1992. July. PrimeTime Live with Diane Sawyer airs 30 minute feature of the Porter case showing 25 people gone public. As a result, dozens of Porter survivors in Minnesota, Texas, and New Mexico hear of what is going on and come forward.

1992. September. James Porter is indicted in Massachusetts for molesting 28 children - now adults - still within the statute of limitations. Same day he is indicted in Minnesota for molesting a babysitter of his children.

1992. October. Civil claim settlement with the diocese of Fall River, Massachusetts, by 68 Porter survivors. 31 more are later represented by Attorney Eric MacLeish and settle claims. Then 2 more.

1992. December. Porter is tried for crimes of abusing babysitter in Minnesota. Frank & Sara Fitzpatrick attend along with Porter survivor Fran Battaglia to support the young lady. Porter is found guilty and sentenced to 6 months. Serves 4 months in Minnesota. Minnesota Supreme Court later overturns the verdict based on the prosecutor’s closing remarks that the jury would be “fools” to believe Mrs. Verlyne Porter’s testimony

1993. December. Porter plea bargains with Bristol County District Attorney Paul Walsh, and Judge Steadman gives him 18 to 20 years, of which he is serving 6 or more now in Massachusetts. [as of 11/24/2002]

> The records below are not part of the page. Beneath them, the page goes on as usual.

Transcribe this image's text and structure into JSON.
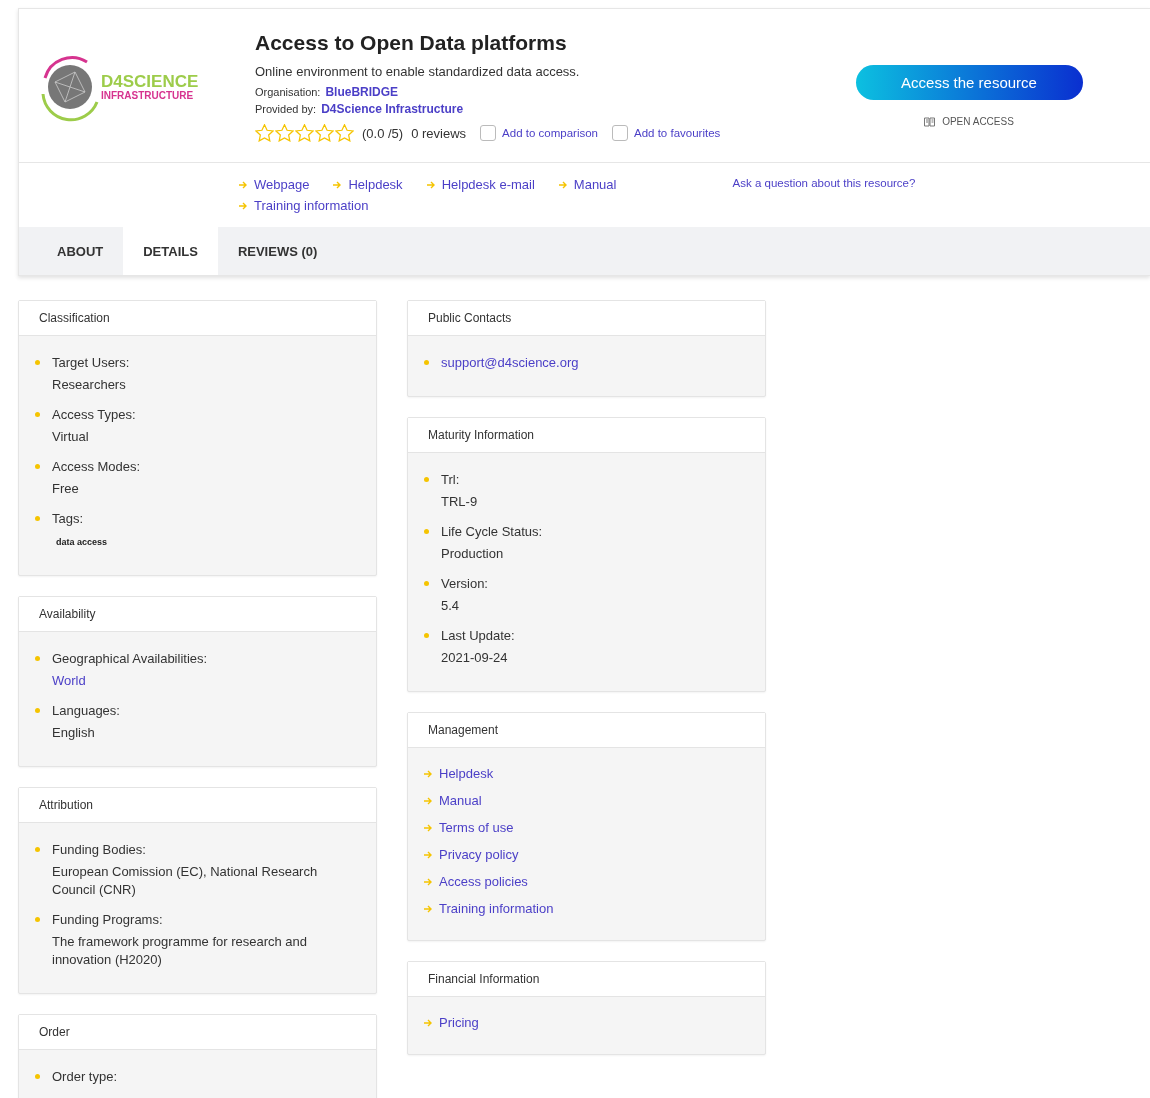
{
  "header": {
    "logo": {
      "line_1": "D4SCIENCE",
      "line_2": "INFRASTRUCTURE"
    },
    "title": "Access to Open Data platforms",
    "description": "Online environment to enable standardized data access.",
    "organisation": {
      "label": "Organisation:",
      "value": "BlueBRIDGE"
    },
    "provider": {
      "label": "Provided by:",
      "value": "D4Science Infrastructure"
    },
    "rating": {
      "stars": 0,
      "score": "(0.0 /5)",
      "reviews": "0 reviews"
    },
    "options": [
      {
        "label": "Add to comparison",
        "checked": false
      },
      {
        "label": "Add to favourites",
        "checked": false
      }
    ],
    "action_button": "Access the resource",
    "access_badge": "OPEN ACCESS",
    "links": [
      "Webpage",
      "Helpdesk",
      "Helpdesk e-mail",
      "Manual",
      "Training information"
    ],
    "question_link": "Ask a question about this resource?"
  },
  "tabs": [
    {
      "label": "ABOUT",
      "selected": false
    },
    {
      "label": "DETAILS",
      "selected": true
    },
    {
      "label": "REVIEWS (0)",
      "selected": false
    }
  ],
  "columns": [
    [
      {
        "title": "Classification",
        "items": [
          {
            "kind": "field",
            "label": "Target Users:",
            "value": "Researchers"
          },
          {
            "kind": "field",
            "label": "Access Types:",
            "value": "Virtual"
          },
          {
            "kind": "field",
            "label": "Access Modes:",
            "value": "Free"
          },
          {
            "kind": "tags",
            "label": "Tags:",
            "value": "data access"
          }
        ]
      },
      {
        "title": "Availability",
        "items": [
          {
            "kind": "link",
            "label": "Geographical Availabilities:",
            "value": "World"
          },
          {
            "kind": "field",
            "label": "Languages:",
            "value": "English"
          }
        ]
      },
      {
        "title": "Attribution",
        "items": [
          {
            "kind": "field",
            "label": "Funding Bodies:",
            "value": "European Comission (EC), National Research Council (CNR)"
          },
          {
            "kind": "field",
            "label": "Funding Programs:",
            "value": "The framework programme for research and innovation (H2020)"
          }
        ]
      },
      {
        "title": "Order",
        "items": [
          {
            "kind": "label",
            "label": "Order type:"
          }
        ]
      }
    ],
    [
      {
        "title": "Public Contacts",
        "items": [
          {
            "kind": "contact",
            "value": "support@d4science.org"
          }
        ]
      },
      {
        "title": "Maturity Information",
        "items": [
          {
            "kind": "field",
            "label": "Trl:",
            "value": "TRL-9"
          },
          {
            "kind": "field",
            "label": "Life Cycle Status:",
            "value": "Production"
          },
          {
            "kind": "field",
            "label": "Version:",
            "value": "5.4"
          },
          {
            "kind": "field",
            "label": "Last Update:",
            "value": "2021-09-24"
          }
        ]
      },
      {
        "title": "Management",
        "items": [
          {
            "kind": "arrow",
            "value": "Helpdesk"
          },
          {
            "kind": "arrow",
            "value": "Manual"
          },
          {
            "kind": "arrow",
            "value": "Terms of use"
          },
          {
            "kind": "arrow",
            "value": "Privacy policy"
          },
          {
            "kind": "arrow",
            "value": "Access policies"
          },
          {
            "kind": "arrow",
            "value": "Training information"
          }
        ]
      },
      {
        "title": "Financial Information",
        "items": [
          {
            "kind": "arrow",
            "value": "Pricing"
          }
        ]
      }
    ]
  ]
}
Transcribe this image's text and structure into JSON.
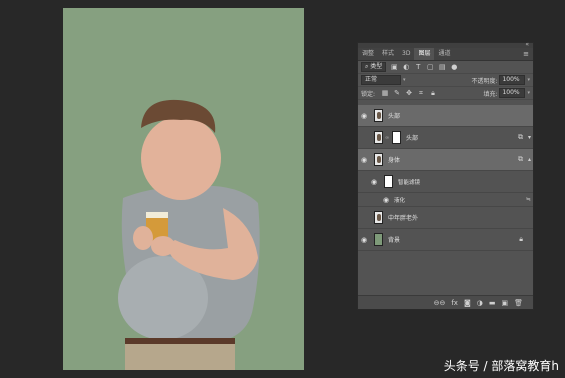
{
  "colors": {
    "app_bg": "#282828",
    "canvas_bg": "#86a080",
    "panel_bg": "#535353",
    "highlight": "#6a6a6a"
  },
  "panel": {
    "tabs": [
      "调整",
      "样式",
      "3D",
      "图层",
      "通道"
    ],
    "active_tab": "图层",
    "filter_kind": "类型",
    "blend_mode": "正常",
    "opacity_label": "不透明度:",
    "opacity_value": "100%",
    "lock_label": "锁定:",
    "fill_label": "填充:",
    "fill_value": "100%"
  },
  "layers": [
    {
      "name": "头部",
      "visible": true
    },
    {
      "name": "头部",
      "visible": false
    },
    {
      "name": "身体",
      "visible": true
    },
    {
      "name": "智能滤镜",
      "visible": true
    },
    {
      "name": "液化",
      "visible": true
    },
    {
      "name": "中年胖老外",
      "visible": false
    },
    {
      "name": "背景",
      "visible": true
    }
  ],
  "icons": {
    "eye": "eye-icon",
    "lock": "lock-icon",
    "link": "link-icon",
    "fx": "fx-icon",
    "trash": "trash-icon",
    "new_layer": "new-layer-icon",
    "folder": "folder-icon"
  },
  "watermark": "头条号 / 部落窝教育h"
}
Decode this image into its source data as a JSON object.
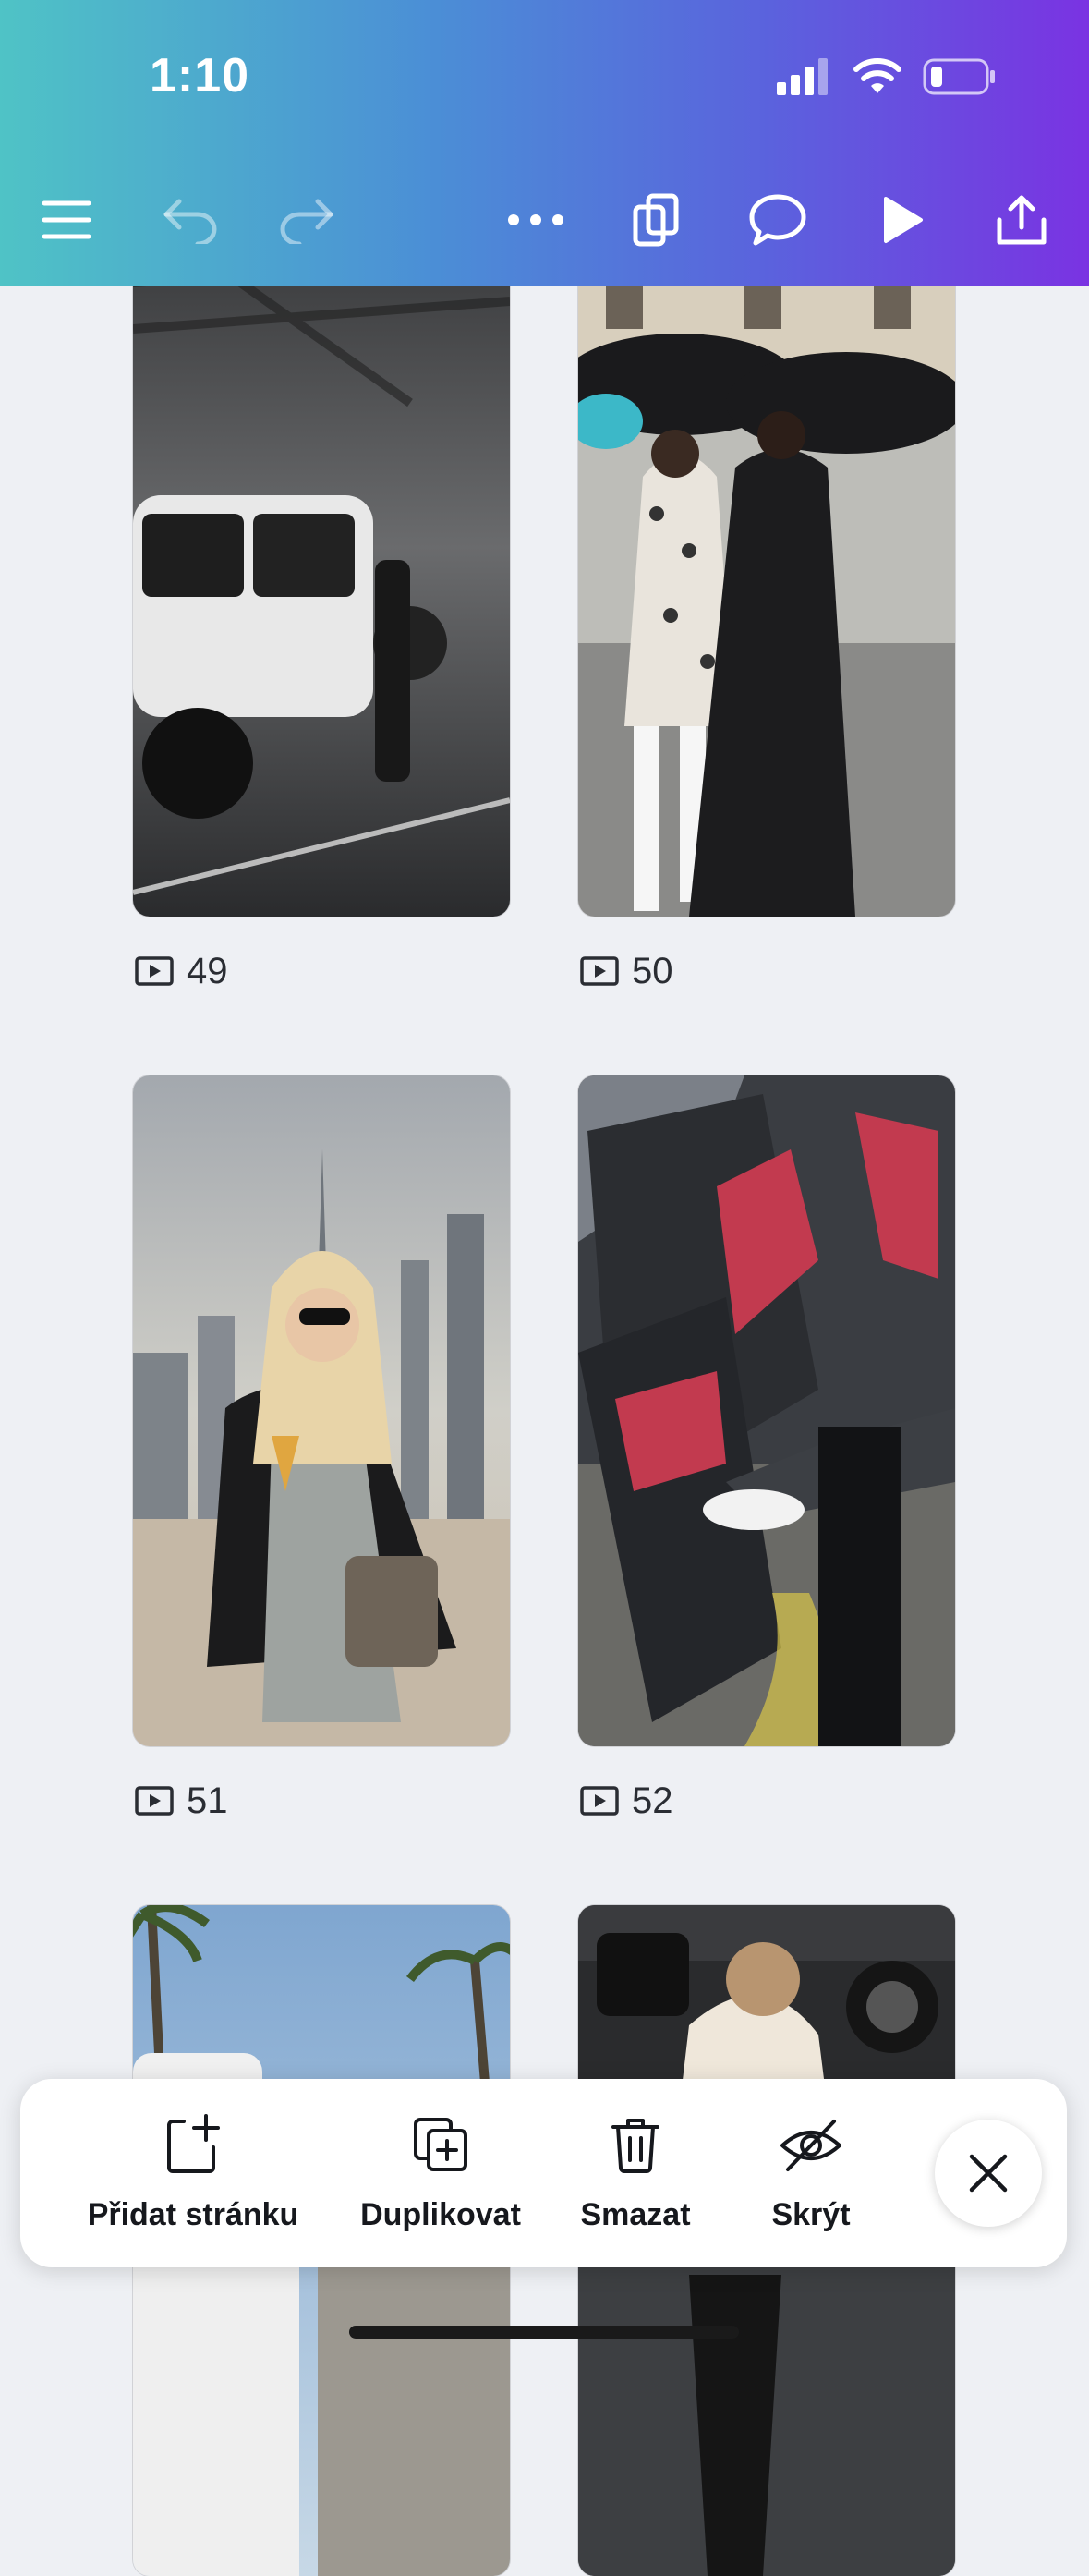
{
  "status_bar": {
    "time": "1:10",
    "icons": [
      "cellular-signal-icon",
      "wifi-icon",
      "battery-icon"
    ]
  },
  "toolbar": {
    "icons": [
      "menu-icon",
      "undo-icon",
      "redo-icon",
      "more-icon",
      "pages-icon",
      "comment-icon",
      "play-icon",
      "share-icon"
    ],
    "undo_enabled": false,
    "redo_enabled": false
  },
  "pages": [
    {
      "number": "49",
      "thumbnail": "white SUV in parking garage"
    },
    {
      "number": "50",
      "thumbnail": "two women with umbrellas"
    },
    {
      "number": "51",
      "thumbnail": "woman with drink at rooftop"
    },
    {
      "number": "52",
      "thumbnail": "car door with red interior"
    },
    {
      "number": "",
      "thumbnail": "palm trees and car"
    },
    {
      "number": "",
      "thumbnail": "woman getting into SUV"
    }
  ],
  "page_icon": "video-page-icon",
  "actions": {
    "add_page": "Přidat stránku",
    "duplicate": "Duplikovat",
    "delete": "Smazat",
    "hide": "Skrýt"
  },
  "colors": {
    "header_gradient_start": "#4fc3c6",
    "header_gradient_end": "#7a33e2",
    "background": "#eef0f4",
    "text": "#16181d"
  }
}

More than 130* survivors of Father or Mr. Porter have come forward to date, “coming forward” defined here as going to the police to make a report or being represented by an attorney.

Many other Porter survivors are known but have taken no action. . . .


*More like 200, as I have recently learned.
Then there are many others, too. (See my book if I ever get it published.)